Segment Open

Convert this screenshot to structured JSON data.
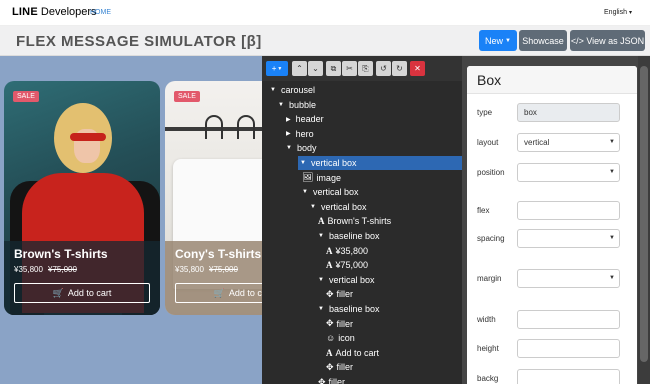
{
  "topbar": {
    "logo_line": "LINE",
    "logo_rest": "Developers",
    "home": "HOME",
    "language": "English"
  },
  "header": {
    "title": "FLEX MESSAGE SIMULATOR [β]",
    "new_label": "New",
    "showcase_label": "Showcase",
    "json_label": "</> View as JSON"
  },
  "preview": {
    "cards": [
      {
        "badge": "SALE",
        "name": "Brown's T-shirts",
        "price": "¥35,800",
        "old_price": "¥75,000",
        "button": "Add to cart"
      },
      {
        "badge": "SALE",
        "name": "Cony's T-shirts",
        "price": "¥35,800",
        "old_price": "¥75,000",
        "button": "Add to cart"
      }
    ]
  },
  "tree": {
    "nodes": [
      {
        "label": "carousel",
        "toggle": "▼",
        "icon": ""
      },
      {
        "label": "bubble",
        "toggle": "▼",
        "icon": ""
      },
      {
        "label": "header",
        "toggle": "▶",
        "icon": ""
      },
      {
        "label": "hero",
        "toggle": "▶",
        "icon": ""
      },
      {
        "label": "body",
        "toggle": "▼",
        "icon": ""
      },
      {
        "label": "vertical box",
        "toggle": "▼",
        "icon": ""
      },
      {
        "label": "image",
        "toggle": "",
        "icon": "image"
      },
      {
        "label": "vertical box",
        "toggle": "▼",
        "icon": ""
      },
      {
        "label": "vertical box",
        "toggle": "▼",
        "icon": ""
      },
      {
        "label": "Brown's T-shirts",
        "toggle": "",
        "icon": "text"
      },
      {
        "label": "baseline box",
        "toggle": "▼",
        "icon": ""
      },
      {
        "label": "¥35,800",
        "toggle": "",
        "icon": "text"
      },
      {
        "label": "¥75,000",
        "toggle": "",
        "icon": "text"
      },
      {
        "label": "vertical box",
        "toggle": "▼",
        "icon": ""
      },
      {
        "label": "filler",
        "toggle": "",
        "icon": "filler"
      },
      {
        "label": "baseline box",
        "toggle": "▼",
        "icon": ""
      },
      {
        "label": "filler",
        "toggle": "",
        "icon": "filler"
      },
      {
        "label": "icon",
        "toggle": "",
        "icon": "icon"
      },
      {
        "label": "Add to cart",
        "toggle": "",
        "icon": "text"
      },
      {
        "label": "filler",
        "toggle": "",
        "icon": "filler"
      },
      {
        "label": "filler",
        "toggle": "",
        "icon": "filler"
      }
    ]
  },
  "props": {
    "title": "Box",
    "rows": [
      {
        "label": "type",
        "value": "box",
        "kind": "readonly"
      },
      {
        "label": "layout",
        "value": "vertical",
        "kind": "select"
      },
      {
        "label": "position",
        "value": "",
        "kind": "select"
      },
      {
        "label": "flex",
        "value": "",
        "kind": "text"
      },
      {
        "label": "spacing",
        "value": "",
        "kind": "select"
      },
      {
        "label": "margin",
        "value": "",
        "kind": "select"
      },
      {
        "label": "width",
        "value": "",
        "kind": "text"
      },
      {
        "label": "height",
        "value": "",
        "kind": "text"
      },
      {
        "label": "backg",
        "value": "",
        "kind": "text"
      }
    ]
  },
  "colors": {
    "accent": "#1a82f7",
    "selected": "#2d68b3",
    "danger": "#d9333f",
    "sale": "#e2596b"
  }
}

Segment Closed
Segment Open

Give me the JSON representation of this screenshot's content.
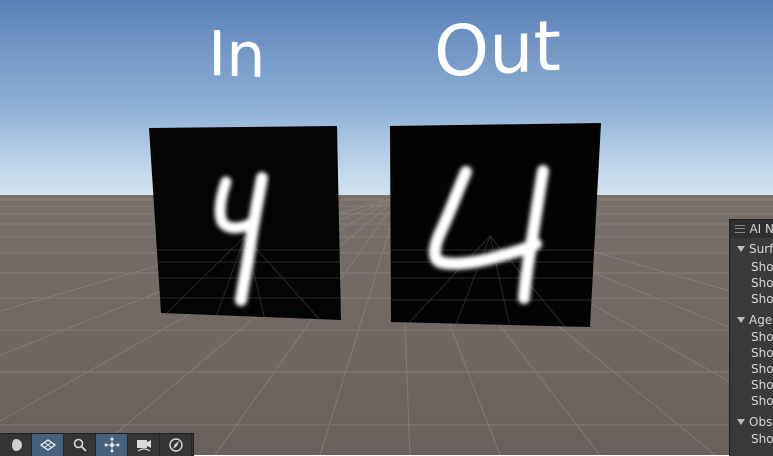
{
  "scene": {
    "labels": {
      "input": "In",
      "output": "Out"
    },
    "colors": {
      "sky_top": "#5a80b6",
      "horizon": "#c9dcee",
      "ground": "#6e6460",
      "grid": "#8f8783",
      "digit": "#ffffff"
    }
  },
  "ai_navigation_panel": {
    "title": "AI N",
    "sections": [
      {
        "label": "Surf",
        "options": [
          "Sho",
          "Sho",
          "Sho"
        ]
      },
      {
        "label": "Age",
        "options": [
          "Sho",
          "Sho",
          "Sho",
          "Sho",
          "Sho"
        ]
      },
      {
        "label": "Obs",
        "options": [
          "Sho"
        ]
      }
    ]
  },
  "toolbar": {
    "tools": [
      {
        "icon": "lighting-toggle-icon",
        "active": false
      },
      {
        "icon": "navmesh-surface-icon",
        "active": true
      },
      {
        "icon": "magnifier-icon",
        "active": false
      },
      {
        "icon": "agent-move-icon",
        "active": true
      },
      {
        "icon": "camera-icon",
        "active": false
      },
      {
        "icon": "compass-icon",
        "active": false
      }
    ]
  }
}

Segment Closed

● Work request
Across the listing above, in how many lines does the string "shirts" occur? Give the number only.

● Your solution
3